● **Try it**
Count every line that includes the string "ffffff" in the entries that follow. Nothing besides the number is needed.

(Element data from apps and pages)

==================================================

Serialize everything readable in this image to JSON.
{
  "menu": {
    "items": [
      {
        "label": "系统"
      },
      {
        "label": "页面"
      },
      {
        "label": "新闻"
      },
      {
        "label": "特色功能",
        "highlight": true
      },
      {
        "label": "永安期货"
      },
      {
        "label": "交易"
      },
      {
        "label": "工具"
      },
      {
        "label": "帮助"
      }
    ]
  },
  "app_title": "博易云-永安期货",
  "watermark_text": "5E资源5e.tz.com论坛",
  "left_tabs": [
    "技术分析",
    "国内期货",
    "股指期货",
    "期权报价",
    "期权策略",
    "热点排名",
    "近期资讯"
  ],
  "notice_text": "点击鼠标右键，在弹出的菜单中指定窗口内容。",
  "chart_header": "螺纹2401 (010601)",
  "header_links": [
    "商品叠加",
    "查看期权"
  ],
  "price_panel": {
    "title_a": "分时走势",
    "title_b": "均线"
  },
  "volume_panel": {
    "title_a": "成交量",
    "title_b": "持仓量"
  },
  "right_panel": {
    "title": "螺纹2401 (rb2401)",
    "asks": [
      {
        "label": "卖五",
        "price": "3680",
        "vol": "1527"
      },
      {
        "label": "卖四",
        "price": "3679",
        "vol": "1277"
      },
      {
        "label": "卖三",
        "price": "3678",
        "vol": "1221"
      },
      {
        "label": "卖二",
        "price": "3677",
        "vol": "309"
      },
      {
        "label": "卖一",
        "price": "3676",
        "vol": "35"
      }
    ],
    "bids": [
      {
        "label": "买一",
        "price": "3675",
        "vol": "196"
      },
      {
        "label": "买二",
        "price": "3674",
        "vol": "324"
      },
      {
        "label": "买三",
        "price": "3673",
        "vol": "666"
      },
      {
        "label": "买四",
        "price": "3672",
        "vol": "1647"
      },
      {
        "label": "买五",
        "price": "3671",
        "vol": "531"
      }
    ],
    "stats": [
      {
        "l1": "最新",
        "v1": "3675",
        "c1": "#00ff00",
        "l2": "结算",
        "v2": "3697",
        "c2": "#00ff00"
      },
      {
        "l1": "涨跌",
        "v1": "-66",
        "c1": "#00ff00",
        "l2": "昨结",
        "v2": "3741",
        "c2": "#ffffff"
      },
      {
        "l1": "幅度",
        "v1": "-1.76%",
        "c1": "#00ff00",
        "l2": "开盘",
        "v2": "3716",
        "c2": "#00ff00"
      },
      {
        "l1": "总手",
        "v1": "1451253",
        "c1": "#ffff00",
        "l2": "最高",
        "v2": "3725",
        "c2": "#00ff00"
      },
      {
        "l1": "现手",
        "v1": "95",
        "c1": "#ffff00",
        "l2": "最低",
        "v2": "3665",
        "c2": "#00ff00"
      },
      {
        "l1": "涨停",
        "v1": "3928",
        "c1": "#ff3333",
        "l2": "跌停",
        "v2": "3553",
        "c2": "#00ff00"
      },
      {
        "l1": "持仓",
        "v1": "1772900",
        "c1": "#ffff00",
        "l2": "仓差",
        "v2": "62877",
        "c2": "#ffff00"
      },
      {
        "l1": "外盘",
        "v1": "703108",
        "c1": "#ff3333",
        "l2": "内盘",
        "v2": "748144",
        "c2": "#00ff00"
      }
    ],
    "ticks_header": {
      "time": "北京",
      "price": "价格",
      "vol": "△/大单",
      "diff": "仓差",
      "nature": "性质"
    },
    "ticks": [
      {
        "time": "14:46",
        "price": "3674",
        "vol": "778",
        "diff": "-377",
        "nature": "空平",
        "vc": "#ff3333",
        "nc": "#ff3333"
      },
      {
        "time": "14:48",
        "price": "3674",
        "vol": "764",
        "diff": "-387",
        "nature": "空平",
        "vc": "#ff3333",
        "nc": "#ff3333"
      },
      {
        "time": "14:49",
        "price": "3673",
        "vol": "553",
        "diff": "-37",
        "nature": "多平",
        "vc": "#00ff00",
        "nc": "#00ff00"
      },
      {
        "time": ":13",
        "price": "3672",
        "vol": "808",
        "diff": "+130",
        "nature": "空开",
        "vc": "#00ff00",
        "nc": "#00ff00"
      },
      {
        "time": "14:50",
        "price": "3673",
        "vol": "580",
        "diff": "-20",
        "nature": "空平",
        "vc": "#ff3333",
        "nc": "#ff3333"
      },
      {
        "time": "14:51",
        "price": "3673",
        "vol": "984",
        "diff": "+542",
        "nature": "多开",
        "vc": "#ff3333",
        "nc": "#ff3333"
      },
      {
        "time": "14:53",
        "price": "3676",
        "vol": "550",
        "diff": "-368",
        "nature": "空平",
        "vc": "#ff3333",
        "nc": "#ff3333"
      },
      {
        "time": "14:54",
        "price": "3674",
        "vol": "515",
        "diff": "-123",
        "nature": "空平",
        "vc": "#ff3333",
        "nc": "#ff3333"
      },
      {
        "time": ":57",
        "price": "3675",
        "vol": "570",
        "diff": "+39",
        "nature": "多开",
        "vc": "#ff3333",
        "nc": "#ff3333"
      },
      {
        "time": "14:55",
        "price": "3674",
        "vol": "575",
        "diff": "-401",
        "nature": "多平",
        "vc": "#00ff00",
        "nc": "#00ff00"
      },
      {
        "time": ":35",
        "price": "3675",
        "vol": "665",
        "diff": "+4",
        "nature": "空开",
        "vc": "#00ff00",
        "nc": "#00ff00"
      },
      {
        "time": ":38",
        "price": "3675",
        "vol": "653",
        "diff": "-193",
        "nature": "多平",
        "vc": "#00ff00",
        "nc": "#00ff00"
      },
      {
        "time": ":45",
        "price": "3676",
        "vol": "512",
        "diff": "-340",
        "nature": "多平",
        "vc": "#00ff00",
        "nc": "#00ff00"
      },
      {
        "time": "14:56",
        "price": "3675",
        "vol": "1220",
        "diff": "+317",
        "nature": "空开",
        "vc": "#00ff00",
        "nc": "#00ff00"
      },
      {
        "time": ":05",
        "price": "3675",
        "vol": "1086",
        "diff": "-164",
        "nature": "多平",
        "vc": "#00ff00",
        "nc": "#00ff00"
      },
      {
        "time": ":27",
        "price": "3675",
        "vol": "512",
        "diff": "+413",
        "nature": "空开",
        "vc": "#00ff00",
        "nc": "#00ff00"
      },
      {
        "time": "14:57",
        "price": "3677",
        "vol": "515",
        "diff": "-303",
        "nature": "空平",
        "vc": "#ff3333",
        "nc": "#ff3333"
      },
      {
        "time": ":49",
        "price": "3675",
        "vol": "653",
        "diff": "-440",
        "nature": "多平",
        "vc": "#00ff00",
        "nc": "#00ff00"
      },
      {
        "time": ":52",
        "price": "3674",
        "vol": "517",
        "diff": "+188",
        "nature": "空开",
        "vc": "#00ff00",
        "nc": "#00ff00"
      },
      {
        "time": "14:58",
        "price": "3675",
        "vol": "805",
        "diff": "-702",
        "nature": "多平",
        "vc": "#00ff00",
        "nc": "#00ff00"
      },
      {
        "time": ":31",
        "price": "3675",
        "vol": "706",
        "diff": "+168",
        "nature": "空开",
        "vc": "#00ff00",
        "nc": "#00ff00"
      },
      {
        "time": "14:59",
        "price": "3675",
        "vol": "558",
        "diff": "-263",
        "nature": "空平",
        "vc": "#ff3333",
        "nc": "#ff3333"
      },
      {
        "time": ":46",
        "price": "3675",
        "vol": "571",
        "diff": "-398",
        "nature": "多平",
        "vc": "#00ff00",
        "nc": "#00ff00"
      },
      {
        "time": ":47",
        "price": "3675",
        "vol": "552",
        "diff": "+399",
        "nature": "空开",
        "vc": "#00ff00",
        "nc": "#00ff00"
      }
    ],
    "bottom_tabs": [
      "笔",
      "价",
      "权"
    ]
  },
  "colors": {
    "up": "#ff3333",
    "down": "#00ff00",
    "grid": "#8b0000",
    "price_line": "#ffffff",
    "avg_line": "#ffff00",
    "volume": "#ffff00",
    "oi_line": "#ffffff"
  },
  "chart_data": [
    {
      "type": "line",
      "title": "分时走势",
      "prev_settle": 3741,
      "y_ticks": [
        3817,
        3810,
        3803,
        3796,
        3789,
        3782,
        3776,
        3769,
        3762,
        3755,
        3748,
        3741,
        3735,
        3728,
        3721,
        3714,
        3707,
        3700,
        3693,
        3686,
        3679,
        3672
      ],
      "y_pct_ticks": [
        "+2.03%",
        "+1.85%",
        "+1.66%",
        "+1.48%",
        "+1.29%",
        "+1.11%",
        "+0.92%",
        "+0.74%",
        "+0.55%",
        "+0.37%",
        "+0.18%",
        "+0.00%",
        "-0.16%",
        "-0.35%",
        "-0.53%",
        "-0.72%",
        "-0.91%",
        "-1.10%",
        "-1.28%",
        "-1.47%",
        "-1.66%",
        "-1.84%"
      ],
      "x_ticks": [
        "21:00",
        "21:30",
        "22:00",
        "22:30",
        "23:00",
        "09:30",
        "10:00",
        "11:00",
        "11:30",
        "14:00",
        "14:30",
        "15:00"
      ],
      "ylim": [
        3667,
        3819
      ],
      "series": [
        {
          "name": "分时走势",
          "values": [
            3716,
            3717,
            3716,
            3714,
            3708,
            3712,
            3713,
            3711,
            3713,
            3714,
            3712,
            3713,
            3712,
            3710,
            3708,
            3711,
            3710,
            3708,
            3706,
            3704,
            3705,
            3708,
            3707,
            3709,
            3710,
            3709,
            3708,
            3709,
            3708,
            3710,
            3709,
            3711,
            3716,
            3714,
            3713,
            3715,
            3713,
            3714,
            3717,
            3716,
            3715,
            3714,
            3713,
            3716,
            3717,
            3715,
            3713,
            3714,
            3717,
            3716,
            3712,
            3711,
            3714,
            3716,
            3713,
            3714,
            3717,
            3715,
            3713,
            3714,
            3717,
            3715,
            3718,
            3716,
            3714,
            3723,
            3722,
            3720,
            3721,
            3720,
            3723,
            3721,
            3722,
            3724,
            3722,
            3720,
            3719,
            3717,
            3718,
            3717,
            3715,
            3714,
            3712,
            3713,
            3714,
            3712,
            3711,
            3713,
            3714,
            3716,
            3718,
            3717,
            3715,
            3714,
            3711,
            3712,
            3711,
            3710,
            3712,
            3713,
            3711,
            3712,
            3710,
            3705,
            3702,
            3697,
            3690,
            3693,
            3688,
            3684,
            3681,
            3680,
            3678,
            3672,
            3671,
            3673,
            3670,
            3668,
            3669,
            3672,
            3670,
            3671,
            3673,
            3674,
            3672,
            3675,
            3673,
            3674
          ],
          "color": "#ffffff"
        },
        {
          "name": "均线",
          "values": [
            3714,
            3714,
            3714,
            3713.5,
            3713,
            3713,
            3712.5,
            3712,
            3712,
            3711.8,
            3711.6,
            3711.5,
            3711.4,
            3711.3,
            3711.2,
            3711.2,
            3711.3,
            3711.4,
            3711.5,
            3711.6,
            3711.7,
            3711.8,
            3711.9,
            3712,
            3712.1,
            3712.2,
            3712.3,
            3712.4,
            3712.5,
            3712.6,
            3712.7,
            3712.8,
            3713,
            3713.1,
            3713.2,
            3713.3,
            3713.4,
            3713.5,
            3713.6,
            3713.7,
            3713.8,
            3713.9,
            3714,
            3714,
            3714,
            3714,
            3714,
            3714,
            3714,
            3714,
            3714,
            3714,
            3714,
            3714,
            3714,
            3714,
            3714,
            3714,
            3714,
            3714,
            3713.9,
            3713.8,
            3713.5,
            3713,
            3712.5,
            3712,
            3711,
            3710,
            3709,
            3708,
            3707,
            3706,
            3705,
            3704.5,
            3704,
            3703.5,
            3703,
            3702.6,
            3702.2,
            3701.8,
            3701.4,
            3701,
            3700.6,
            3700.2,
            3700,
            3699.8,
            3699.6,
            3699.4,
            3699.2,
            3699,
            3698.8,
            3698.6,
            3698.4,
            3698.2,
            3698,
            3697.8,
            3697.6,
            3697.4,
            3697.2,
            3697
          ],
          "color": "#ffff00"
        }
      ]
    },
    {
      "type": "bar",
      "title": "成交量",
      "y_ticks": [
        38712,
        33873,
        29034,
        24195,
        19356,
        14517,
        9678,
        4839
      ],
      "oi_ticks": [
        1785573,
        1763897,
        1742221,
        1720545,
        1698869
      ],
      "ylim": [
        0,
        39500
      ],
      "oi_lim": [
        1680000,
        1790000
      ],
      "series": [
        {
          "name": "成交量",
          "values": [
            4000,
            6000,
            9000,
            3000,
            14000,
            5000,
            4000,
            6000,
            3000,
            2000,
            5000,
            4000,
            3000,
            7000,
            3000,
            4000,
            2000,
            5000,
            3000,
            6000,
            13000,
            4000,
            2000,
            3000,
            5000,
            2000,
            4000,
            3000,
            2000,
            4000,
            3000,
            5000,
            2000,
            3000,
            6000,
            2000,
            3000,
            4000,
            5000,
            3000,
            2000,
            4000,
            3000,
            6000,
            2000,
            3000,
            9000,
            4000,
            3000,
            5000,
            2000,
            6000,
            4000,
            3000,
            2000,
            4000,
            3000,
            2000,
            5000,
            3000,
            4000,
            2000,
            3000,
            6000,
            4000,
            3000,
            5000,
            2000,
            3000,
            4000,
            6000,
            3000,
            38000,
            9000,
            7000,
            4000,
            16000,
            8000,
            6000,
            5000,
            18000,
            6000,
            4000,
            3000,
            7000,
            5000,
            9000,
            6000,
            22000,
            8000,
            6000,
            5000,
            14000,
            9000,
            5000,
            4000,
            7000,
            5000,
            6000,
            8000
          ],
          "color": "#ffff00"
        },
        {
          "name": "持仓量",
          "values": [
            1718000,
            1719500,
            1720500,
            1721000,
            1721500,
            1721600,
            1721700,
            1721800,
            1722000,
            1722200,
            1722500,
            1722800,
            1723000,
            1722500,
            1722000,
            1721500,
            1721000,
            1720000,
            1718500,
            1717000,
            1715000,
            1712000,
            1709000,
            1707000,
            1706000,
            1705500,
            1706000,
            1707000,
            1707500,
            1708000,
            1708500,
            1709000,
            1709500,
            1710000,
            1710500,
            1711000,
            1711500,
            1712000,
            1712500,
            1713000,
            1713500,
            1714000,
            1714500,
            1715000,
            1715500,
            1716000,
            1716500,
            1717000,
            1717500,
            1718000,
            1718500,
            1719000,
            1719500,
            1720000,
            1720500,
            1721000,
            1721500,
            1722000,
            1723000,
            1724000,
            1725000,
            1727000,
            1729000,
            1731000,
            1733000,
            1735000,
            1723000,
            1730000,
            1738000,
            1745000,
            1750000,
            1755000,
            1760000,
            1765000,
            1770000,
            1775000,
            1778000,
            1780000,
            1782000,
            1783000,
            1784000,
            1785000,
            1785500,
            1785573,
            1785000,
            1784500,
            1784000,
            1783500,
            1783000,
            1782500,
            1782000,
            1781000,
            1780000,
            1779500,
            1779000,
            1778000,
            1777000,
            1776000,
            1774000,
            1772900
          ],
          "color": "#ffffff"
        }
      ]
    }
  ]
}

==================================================

● **Written response**
5